= Exercise description =
Pull every "Opname" line out of the data below.

================

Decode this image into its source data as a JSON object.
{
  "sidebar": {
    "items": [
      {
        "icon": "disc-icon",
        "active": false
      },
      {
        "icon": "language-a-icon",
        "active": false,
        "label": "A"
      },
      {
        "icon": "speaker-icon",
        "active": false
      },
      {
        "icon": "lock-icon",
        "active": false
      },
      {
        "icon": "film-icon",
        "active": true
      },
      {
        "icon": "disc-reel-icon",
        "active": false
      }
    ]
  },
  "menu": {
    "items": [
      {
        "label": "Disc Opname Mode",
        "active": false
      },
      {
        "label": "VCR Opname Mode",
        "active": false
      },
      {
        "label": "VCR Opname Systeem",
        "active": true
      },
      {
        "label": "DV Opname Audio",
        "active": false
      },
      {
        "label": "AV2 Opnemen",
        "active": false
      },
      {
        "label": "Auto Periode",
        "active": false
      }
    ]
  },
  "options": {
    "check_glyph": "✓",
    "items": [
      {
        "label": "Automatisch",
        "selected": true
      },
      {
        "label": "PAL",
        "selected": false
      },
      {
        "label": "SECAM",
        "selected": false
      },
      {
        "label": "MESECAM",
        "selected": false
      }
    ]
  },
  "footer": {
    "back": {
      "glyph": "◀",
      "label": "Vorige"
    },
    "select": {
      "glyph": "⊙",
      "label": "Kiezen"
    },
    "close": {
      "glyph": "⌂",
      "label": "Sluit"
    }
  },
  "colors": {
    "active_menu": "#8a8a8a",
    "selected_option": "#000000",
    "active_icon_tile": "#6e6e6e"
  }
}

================

= Result for this exercise =
        "label": "Disc Opname Mode",
        "label": "VCR Opname Mode",
        "label": "VCR Opname Systeem",
        "label": "DV Opname Audio",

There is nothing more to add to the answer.